_SUPPLIED MATERIAL_:
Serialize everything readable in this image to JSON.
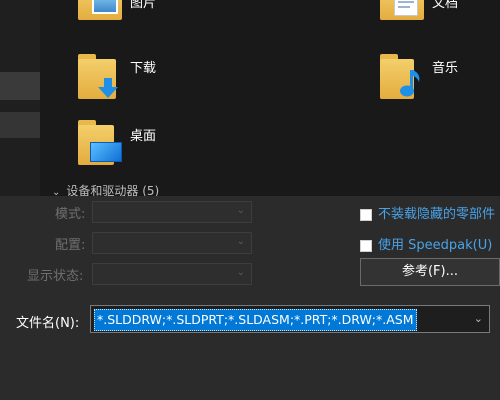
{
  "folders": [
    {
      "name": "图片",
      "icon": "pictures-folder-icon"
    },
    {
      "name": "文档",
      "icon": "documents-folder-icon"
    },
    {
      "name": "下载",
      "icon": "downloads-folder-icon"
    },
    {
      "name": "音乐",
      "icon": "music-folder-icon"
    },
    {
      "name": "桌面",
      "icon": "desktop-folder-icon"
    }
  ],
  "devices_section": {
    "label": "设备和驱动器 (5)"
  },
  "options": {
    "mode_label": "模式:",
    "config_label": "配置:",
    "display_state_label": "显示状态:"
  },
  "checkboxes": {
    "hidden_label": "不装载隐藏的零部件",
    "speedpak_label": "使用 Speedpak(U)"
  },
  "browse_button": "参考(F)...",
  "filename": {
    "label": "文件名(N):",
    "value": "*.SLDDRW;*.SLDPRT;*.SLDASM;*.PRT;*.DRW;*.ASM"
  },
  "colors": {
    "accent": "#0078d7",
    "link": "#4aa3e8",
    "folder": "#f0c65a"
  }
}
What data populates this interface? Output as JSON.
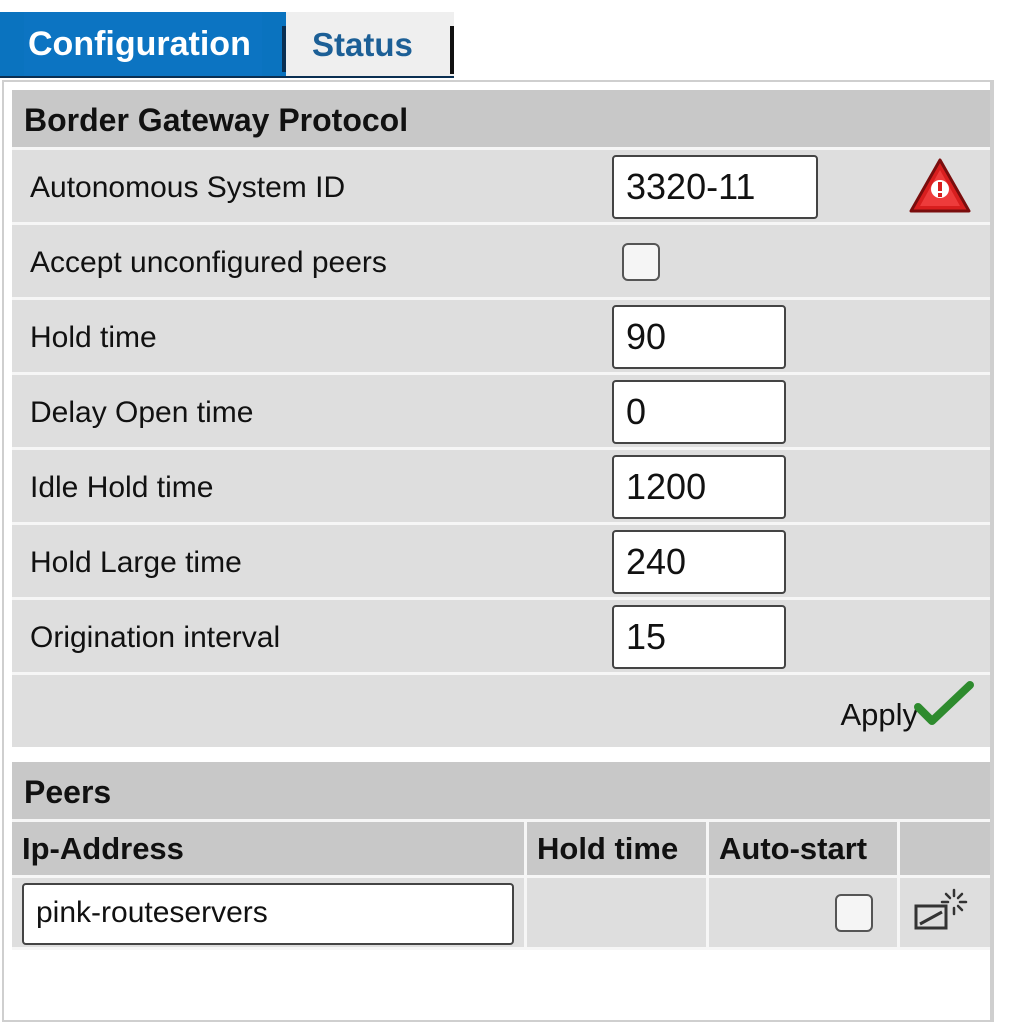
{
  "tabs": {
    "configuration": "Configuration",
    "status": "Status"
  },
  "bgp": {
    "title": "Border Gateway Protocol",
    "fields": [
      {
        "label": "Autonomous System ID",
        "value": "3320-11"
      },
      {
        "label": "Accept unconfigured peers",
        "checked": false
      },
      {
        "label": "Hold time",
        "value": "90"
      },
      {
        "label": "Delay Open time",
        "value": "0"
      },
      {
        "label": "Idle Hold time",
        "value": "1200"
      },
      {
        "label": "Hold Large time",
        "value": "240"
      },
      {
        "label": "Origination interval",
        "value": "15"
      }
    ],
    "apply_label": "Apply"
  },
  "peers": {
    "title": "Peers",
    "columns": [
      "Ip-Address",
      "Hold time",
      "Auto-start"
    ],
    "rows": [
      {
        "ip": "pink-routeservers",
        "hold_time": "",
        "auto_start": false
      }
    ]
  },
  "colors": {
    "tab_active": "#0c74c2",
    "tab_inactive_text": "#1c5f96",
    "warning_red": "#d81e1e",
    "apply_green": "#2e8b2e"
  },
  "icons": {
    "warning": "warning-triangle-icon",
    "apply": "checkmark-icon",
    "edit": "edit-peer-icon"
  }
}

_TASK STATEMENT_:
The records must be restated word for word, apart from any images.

_EXERCISE RESULT_:
Serialize everything readable in this image to JSON.
{
  "folders": [
    {
      "name": "图片",
      "icon": "pictures-folder-icon"
    },
    {
      "name": "文档",
      "icon": "documents-folder-icon"
    },
    {
      "name": "下载",
      "icon": "downloads-folder-icon"
    },
    {
      "name": "音乐",
      "icon": "music-folder-icon"
    },
    {
      "name": "桌面",
      "icon": "desktop-folder-icon"
    }
  ],
  "devices_section": {
    "label": "设备和驱动器 (5)"
  },
  "options": {
    "mode_label": "模式:",
    "config_label": "配置:",
    "display_state_label": "显示状态:"
  },
  "checkboxes": {
    "hidden_label": "不装载隐藏的零部件",
    "speedpak_label": "使用 Speedpak(U)"
  },
  "browse_button": "参考(F)...",
  "filename": {
    "label": "文件名(N):",
    "value": "*.SLDDRW;*.SLDPRT;*.SLDASM;*.PRT;*.DRW;*.ASM"
  },
  "colors": {
    "accent": "#0078d7",
    "link": "#4aa3e8",
    "folder": "#f0c65a"
  }
}
What data populates this interface? Output as JSON.
{
  "tabs": {
    "configuration": "Configuration",
    "status": "Status"
  },
  "bgp": {
    "title": "Border Gateway Protocol",
    "fields": [
      {
        "label": "Autonomous System ID",
        "value": "3320-11"
      },
      {
        "label": "Accept unconfigured peers",
        "checked": false
      },
      {
        "label": "Hold time",
        "value": "90"
      },
      {
        "label": "Delay Open time",
        "value": "0"
      },
      {
        "label": "Idle Hold time",
        "value": "1200"
      },
      {
        "label": "Hold Large time",
        "value": "240"
      },
      {
        "label": "Origination interval",
        "value": "15"
      }
    ],
    "apply_label": "Apply"
  },
  "peers": {
    "title": "Peers",
    "columns": [
      "Ip-Address",
      "Hold time",
      "Auto-start"
    ],
    "rows": [
      {
        "ip": "pink-routeservers",
        "hold_time": "",
        "auto_start": false
      }
    ]
  },
  "colors": {
    "tab_active": "#0c74c2",
    "tab_inactive_text": "#1c5f96",
    "warning_red": "#d81e1e",
    "apply_green": "#2e8b2e"
  },
  "icons": {
    "warning": "warning-triangle-icon",
    "apply": "checkmark-icon",
    "edit": "edit-peer-icon"
  }
}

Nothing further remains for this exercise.